** Extracted data follows **

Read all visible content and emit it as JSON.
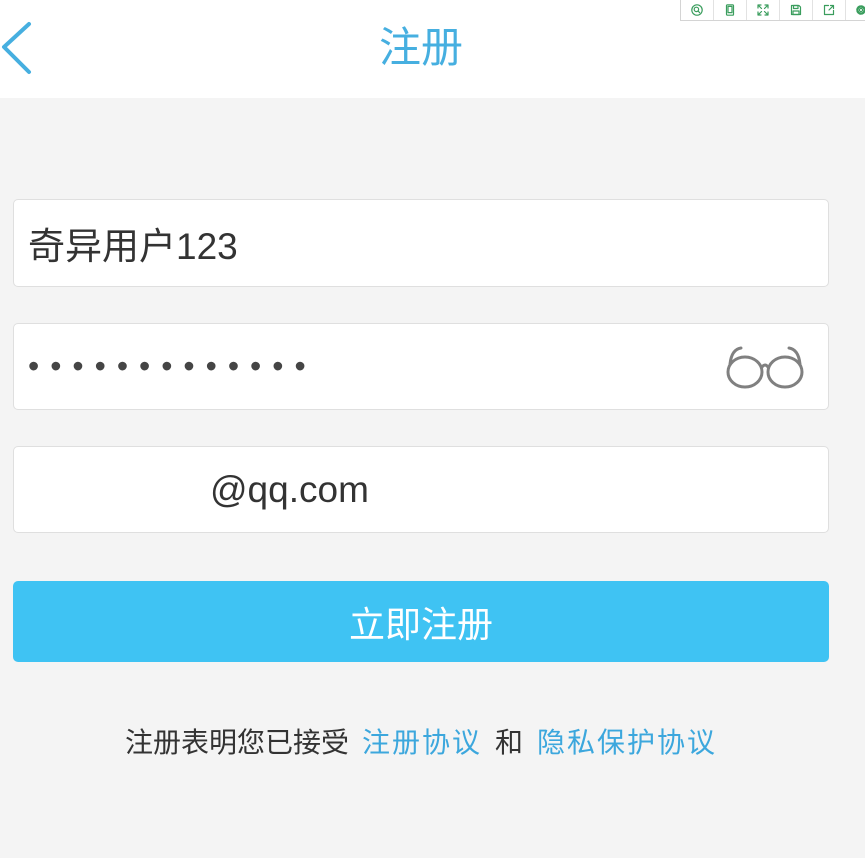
{
  "header": {
    "title": "注册",
    "back_icon": "chevron-left-icon"
  },
  "toolbar": {
    "items": [
      {
        "icon": "zoom-icon"
      },
      {
        "icon": "device-icon"
      },
      {
        "icon": "fullscreen-icon"
      },
      {
        "icon": "save-icon"
      },
      {
        "icon": "share-icon"
      },
      {
        "icon": "gear-icon"
      }
    ]
  },
  "form": {
    "username": {
      "value": "奇异用户123"
    },
    "password": {
      "masked_value": "•••••••••••••",
      "toggle_icon": "glasses-icon"
    },
    "email": {
      "suffix": "@qq.com"
    },
    "submit_label": "立即注册"
  },
  "agreement": {
    "prefix": "注册表明您已接受",
    "terms_link": "注册协议",
    "conjunction": "和",
    "privacy_link": "隐私保护协议"
  },
  "colors": {
    "accent": "#46afe0",
    "button": "#3fc3f3",
    "button_text": "#ffffff",
    "link": "#3ca7dd",
    "background": "#f4f4f4",
    "toolbar_icon": "#3a9d5d"
  }
}
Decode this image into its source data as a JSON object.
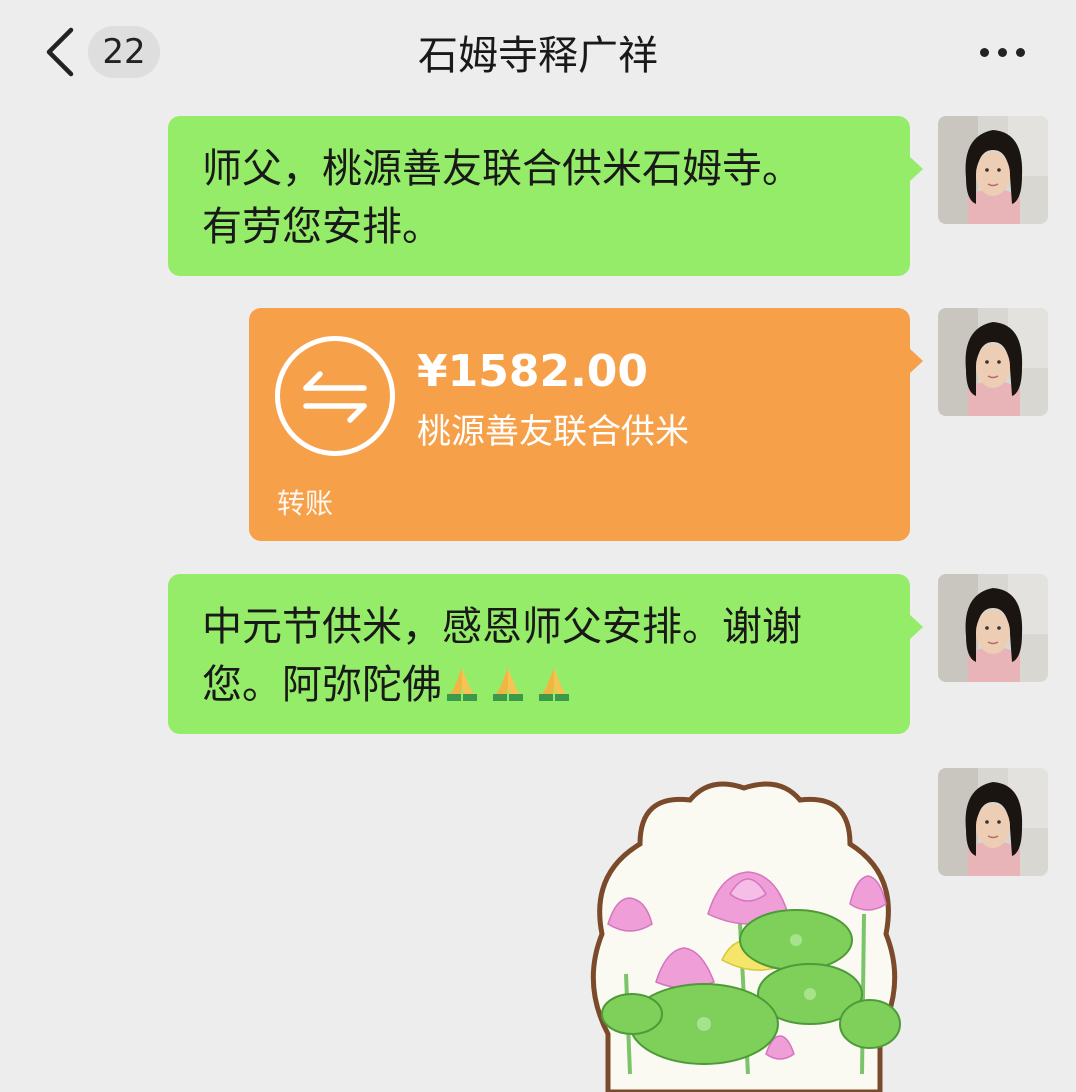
{
  "header": {
    "title": "石姆寺释广祥",
    "unread_count": "22",
    "back_icon": "chevron-left-icon",
    "more_icon": "more-dots-icon"
  },
  "messages": [
    {
      "type": "text",
      "lines": [
        "师父，桃源善友联合供米石姆寺。",
        "有劳您安排。"
      ]
    },
    {
      "type": "transfer",
      "amount": "¥1582.00",
      "note": "桃源善友联合供米",
      "label": "转账",
      "color": "#f6a04a"
    },
    {
      "type": "text",
      "lines": [
        "中元节供米，感恩师父安排。谢谢",
        "您。阿弥陀佛"
      ],
      "emoji": [
        "folded-hands-icon",
        "folded-hands-icon",
        "folded-hands-icon"
      ]
    },
    {
      "type": "sticker",
      "icon": "lotus-sticker"
    }
  ],
  "colors": {
    "background": "#ededed",
    "bubble_self": "#95ec69",
    "transfer": "#f6a04a"
  }
}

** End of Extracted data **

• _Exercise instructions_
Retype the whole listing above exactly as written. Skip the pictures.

• _Exercise response_
Read all visible content and emit it as JSON.
{
  "header": {
    "title": "注册",
    "back_icon": "chevron-left-icon"
  },
  "toolbar": {
    "items": [
      {
        "icon": "zoom-icon"
      },
      {
        "icon": "device-icon"
      },
      {
        "icon": "fullscreen-icon"
      },
      {
        "icon": "save-icon"
      },
      {
        "icon": "share-icon"
      },
      {
        "icon": "gear-icon"
      }
    ]
  },
  "form": {
    "username": {
      "value": "奇异用户123"
    },
    "password": {
      "masked_value": "•••••••••••••",
      "toggle_icon": "glasses-icon"
    },
    "email": {
      "suffix": "@qq.com"
    },
    "submit_label": "立即注册"
  },
  "agreement": {
    "prefix": "注册表明您已接受",
    "terms_link": "注册协议",
    "conjunction": "和",
    "privacy_link": "隐私保护协议"
  },
  "colors": {
    "accent": "#46afe0",
    "button": "#3fc3f3",
    "button_text": "#ffffff",
    "link": "#3ca7dd",
    "background": "#f4f4f4",
    "toolbar_icon": "#3a9d5d"
  }
}
Decode this image into its source data as a JSON object.
{
  "header": {
    "title": "石姆寺释广祥",
    "unread_count": "22",
    "back_icon": "chevron-left-icon",
    "more_icon": "more-dots-icon"
  },
  "messages": [
    {
      "type": "text",
      "lines": [
        "师父，桃源善友联合供米石姆寺。",
        "有劳您安排。"
      ]
    },
    {
      "type": "transfer",
      "amount": "¥1582.00",
      "note": "桃源善友联合供米",
      "label": "转账",
      "color": "#f6a04a"
    },
    {
      "type": "text",
      "lines": [
        "中元节供米，感恩师父安排。谢谢",
        "您。阿弥陀佛"
      ],
      "emoji": [
        "folded-hands-icon",
        "folded-hands-icon",
        "folded-hands-icon"
      ]
    },
    {
      "type": "sticker",
      "icon": "lotus-sticker"
    }
  ],
  "colors": {
    "background": "#ededed",
    "bubble_self": "#95ec69",
    "transfer": "#f6a04a"
  }
}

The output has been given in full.